**What needs to be done**.
From the entries that follow, extract each line holding the string "params".

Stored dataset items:
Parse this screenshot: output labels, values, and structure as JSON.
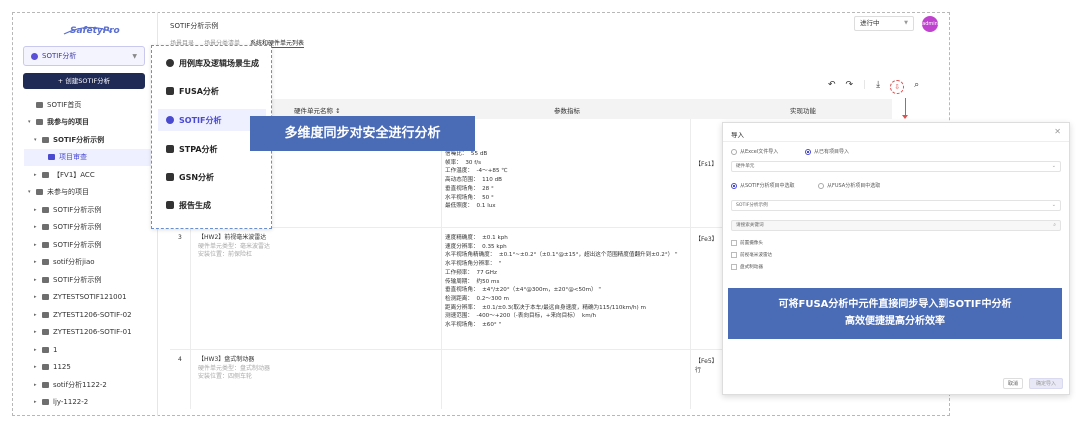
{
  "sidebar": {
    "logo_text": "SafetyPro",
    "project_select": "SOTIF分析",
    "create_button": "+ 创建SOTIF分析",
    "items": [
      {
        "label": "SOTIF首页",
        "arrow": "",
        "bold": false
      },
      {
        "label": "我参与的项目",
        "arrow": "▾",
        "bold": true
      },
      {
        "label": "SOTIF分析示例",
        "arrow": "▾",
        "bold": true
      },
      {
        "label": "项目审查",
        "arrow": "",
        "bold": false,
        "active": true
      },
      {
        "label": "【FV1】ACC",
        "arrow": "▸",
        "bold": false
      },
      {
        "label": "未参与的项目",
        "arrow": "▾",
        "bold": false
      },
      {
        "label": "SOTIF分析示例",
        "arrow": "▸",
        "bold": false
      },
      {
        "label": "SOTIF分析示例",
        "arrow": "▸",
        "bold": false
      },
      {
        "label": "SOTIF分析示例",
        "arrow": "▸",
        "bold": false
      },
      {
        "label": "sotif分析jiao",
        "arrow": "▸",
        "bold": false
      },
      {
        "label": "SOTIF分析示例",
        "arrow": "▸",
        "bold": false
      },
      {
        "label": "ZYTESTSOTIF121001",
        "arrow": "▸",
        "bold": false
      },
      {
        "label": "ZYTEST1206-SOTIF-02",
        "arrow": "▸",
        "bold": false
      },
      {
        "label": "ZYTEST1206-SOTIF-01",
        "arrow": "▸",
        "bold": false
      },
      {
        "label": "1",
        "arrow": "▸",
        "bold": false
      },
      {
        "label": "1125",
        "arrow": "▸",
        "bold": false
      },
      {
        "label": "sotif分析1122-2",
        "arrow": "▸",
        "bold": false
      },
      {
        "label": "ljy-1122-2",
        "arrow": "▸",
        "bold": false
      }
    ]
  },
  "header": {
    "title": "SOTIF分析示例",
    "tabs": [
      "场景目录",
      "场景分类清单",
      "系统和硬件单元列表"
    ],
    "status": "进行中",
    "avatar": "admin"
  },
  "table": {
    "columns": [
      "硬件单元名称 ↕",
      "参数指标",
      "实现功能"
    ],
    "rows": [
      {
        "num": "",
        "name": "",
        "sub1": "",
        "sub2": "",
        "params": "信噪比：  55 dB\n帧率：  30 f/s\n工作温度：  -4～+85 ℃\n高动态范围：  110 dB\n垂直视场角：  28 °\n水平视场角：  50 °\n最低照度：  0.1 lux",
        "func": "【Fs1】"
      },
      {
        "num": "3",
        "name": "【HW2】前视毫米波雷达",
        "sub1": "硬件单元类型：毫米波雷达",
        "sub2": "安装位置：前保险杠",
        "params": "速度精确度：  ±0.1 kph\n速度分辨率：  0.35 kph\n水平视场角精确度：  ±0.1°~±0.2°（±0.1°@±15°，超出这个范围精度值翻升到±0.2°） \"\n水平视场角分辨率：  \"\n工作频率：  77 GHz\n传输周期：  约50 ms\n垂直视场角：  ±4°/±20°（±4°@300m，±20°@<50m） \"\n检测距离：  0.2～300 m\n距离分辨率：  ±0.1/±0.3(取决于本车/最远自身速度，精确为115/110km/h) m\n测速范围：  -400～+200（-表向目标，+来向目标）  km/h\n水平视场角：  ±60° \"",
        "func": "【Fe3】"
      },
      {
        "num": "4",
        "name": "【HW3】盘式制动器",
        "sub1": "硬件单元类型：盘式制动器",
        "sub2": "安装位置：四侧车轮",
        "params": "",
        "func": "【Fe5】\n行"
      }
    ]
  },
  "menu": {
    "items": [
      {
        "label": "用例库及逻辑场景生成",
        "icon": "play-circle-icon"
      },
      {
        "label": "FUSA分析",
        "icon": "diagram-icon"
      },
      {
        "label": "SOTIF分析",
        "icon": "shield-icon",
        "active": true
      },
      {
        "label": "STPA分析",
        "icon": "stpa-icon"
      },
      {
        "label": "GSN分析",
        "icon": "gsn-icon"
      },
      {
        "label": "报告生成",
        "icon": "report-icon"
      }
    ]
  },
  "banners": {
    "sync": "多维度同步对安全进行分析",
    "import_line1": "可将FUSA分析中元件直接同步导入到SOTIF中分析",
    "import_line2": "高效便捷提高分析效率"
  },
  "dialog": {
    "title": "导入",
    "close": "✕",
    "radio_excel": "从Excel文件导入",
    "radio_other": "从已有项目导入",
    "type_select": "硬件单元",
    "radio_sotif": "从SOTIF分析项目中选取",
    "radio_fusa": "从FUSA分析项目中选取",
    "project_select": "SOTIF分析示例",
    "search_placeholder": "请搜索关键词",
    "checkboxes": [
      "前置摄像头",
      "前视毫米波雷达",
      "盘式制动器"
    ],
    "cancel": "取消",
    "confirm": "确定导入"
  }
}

**Your response**.
        "params": "信噪比：  55 dB\n帧率：  30 f/s\n工作温度：  -4～+85 ℃\n高动态范围：  110 dB\n垂直视场角：  28 °\n水平视场角：  50 °\n最低照度：  0.1 lux",
        "params": "速度精确度：  ±0.1 kph\n速度分辨率：  0.35 kph\n水平视场角精确度：  ±0.1°~±0.2°（±0.1°@±15°，超出这个范围精度值翻升到±0.2°） \"\n水平视场角分辨率：  \"\n工作频率：  77 GHz\n传输周期：  约50 ms\n垂直视场角：  ±4°/±20°（±4°@300m，±20°@<50m） \"\n检测距离：  0.2～300 m\n距离分辨率：  ±0.1/±0.3(取决于本车/最远自身速度，精确为115/110km/h) m\n测速范围：  -400～+200（-表向目标，+来向目标）  km/h\n水平视场角：  ±60° \"",
        "params": "",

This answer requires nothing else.